WHAT TO PRODUCE: Where a line in the entries below contains the word "from", count it. Return the total alone.
++++++++++
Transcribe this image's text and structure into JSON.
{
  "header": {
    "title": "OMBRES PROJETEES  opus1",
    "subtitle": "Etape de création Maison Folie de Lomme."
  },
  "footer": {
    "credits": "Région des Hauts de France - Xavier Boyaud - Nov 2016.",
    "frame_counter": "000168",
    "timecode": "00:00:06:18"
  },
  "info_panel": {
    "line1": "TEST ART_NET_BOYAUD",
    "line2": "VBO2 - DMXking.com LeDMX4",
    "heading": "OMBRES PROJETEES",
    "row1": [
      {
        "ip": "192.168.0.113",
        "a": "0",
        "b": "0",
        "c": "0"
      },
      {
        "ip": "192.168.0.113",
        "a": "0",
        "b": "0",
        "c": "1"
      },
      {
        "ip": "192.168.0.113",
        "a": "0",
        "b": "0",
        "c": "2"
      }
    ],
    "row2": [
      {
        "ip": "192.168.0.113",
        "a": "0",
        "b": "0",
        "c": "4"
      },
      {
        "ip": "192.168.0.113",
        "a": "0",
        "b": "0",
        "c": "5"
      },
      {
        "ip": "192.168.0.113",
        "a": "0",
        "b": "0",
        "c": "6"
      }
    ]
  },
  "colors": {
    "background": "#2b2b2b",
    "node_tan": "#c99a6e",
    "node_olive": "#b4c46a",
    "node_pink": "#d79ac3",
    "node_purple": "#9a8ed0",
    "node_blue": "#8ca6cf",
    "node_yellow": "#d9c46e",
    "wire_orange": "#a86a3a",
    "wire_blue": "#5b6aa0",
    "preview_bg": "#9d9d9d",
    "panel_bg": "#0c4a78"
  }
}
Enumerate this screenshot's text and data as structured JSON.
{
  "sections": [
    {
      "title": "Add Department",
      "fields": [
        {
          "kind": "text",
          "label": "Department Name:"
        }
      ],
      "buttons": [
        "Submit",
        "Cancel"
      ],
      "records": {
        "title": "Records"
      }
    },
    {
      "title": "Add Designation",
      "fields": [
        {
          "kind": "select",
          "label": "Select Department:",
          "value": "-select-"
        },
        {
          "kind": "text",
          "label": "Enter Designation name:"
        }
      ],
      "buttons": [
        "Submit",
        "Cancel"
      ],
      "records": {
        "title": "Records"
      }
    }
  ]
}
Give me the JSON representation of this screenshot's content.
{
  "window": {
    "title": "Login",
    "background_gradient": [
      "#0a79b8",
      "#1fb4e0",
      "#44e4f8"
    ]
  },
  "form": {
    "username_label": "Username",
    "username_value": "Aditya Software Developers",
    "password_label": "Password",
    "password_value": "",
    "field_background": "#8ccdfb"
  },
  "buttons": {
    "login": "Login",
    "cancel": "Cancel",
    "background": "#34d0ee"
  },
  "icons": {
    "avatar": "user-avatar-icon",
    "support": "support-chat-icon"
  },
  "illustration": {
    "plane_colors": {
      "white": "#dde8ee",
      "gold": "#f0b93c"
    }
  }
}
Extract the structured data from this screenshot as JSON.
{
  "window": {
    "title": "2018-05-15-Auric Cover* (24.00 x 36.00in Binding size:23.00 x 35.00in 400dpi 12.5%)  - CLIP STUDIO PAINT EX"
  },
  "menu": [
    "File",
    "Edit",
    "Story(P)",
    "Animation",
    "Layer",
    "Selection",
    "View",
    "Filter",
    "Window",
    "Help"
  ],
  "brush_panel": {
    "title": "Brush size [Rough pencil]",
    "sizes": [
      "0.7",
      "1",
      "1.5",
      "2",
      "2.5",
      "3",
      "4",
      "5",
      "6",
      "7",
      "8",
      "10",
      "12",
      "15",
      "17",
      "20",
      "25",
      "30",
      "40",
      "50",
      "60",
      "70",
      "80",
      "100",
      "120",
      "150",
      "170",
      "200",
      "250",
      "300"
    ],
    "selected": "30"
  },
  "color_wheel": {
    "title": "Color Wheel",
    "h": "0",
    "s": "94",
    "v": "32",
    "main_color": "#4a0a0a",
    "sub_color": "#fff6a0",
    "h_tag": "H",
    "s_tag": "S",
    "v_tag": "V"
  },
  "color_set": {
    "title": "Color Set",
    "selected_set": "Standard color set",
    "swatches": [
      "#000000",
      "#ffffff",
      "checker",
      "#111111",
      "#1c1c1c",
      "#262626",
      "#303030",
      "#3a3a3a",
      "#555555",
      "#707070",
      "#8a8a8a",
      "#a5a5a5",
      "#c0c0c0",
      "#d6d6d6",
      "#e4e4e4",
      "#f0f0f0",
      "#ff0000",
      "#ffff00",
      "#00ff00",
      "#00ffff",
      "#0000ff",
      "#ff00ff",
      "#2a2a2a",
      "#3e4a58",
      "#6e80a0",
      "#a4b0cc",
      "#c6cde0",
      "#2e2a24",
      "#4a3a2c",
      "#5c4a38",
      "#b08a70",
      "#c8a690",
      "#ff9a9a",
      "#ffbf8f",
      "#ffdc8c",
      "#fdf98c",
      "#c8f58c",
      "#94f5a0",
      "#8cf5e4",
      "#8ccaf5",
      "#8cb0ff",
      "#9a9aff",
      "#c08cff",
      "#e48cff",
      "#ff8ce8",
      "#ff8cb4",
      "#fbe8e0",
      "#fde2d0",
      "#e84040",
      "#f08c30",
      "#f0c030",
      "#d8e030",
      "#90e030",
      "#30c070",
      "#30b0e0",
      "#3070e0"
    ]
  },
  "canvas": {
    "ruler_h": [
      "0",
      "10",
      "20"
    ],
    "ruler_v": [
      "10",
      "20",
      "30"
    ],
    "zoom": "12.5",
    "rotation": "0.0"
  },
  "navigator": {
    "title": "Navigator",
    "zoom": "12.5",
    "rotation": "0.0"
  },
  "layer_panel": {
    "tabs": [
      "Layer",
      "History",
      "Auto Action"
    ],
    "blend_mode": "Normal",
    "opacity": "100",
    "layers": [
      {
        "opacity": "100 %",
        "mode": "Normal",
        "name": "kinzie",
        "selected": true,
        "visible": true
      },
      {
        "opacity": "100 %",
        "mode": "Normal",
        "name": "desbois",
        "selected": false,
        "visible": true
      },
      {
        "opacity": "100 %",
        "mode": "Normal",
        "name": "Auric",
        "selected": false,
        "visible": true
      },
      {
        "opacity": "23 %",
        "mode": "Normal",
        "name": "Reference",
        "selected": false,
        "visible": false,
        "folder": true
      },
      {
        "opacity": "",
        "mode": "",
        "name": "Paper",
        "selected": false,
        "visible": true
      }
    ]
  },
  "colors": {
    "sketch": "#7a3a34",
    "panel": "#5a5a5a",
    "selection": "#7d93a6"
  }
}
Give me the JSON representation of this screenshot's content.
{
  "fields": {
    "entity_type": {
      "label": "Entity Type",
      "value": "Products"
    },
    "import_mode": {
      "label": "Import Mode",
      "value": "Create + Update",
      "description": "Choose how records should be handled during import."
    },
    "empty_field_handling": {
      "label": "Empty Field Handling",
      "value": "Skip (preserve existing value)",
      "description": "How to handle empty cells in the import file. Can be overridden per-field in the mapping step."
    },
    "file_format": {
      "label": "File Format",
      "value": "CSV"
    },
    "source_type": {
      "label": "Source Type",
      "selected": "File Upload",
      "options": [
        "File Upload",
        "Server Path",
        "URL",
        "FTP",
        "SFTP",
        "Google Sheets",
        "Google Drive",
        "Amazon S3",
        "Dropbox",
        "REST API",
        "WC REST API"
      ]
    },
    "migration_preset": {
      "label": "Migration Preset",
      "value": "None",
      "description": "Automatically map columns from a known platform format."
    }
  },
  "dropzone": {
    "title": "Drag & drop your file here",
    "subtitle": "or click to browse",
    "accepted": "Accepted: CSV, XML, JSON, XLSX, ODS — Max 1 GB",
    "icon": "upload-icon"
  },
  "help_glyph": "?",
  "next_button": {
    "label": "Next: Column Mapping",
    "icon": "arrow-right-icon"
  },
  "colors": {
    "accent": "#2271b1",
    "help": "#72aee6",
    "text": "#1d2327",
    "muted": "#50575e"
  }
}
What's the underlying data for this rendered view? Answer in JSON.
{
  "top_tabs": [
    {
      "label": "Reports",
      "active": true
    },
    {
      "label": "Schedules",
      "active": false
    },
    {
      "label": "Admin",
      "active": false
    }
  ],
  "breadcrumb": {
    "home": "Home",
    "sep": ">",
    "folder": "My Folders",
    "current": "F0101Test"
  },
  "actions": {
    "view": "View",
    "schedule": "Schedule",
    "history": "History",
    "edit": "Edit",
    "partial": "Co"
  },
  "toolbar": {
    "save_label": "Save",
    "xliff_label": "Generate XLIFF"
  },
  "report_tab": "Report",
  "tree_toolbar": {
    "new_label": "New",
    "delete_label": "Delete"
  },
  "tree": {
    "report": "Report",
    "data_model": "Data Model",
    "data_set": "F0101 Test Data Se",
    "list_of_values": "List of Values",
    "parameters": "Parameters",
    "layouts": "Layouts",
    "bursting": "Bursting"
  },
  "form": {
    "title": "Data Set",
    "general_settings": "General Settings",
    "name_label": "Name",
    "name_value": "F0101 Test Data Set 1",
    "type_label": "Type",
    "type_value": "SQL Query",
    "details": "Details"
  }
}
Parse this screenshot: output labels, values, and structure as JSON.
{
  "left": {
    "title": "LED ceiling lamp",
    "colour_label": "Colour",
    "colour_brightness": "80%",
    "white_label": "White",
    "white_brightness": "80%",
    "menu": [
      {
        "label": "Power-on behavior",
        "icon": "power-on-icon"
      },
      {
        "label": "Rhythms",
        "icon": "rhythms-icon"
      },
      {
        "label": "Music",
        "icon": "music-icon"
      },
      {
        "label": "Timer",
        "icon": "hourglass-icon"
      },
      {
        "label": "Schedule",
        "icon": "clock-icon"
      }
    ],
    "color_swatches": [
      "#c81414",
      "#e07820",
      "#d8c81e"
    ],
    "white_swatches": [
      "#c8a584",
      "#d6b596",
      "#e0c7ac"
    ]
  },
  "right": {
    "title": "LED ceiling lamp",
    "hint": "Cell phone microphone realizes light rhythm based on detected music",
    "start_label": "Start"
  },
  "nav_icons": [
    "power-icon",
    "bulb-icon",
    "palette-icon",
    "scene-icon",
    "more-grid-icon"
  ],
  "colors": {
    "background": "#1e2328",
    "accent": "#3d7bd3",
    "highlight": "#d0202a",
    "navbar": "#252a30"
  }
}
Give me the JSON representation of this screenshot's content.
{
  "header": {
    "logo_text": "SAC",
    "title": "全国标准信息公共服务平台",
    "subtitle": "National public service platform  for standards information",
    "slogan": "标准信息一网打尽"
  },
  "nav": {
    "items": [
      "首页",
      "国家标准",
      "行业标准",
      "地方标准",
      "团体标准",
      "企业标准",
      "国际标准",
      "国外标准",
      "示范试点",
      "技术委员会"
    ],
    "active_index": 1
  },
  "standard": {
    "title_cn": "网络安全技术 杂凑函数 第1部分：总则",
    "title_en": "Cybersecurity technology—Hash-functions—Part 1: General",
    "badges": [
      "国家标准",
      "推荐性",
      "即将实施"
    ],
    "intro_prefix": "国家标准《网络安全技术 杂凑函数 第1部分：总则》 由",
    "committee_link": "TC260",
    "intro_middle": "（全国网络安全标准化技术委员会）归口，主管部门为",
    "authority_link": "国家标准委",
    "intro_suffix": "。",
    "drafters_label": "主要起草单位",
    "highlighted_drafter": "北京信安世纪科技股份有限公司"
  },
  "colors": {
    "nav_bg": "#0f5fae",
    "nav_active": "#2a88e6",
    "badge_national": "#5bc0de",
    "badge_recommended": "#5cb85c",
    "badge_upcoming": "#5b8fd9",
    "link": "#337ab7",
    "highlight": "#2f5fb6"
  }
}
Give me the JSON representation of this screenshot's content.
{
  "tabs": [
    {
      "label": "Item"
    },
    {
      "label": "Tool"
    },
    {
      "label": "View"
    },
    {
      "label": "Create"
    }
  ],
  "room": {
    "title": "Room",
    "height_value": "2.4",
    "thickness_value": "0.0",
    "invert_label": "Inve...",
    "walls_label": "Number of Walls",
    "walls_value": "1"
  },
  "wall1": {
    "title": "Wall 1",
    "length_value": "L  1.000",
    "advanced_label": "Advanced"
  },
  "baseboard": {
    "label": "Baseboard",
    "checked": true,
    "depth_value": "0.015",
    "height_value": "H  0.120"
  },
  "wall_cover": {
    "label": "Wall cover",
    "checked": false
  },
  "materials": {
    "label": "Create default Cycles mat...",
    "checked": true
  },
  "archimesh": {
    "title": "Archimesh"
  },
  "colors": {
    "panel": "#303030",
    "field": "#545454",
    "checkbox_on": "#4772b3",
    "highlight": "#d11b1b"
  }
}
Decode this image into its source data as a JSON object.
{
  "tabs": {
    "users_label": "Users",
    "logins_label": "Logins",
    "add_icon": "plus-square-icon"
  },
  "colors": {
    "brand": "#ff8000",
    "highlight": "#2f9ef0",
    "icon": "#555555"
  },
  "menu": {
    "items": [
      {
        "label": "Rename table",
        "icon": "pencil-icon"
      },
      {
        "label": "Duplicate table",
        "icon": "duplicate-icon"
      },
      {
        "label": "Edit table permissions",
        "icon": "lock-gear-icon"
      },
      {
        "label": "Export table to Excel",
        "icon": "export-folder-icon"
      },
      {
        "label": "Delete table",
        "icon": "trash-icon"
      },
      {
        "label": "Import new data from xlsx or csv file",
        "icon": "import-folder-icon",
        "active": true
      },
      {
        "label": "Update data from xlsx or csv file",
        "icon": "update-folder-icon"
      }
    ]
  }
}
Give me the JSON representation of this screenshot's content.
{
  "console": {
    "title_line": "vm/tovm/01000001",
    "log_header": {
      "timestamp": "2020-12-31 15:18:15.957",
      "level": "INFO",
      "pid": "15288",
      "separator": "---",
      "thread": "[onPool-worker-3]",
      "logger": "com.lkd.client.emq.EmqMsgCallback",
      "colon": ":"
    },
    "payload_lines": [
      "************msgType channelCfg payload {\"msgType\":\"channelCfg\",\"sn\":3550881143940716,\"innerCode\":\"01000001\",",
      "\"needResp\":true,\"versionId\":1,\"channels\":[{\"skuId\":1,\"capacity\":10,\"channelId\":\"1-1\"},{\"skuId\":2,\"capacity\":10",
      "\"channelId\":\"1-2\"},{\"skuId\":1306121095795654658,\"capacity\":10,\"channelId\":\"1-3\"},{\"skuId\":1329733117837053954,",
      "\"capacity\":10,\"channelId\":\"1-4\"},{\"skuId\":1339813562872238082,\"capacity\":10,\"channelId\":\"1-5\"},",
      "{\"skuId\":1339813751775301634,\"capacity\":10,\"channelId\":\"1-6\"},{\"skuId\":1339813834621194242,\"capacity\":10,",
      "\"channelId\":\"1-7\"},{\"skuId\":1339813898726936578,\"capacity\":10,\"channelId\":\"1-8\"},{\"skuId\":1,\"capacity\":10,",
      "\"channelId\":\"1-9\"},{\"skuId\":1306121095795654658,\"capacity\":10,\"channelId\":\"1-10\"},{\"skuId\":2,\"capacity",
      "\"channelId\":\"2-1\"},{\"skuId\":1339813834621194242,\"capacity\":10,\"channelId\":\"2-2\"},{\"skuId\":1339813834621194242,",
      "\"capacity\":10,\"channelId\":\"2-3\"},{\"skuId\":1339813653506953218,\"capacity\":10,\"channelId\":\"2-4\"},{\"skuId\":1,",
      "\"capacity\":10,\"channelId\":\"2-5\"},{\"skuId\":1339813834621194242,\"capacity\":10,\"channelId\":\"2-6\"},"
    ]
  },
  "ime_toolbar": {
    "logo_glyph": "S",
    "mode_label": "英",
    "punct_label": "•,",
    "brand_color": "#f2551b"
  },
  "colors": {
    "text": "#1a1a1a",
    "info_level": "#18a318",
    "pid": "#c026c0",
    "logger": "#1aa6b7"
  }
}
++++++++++
ANSWER FOR THE TASK: 4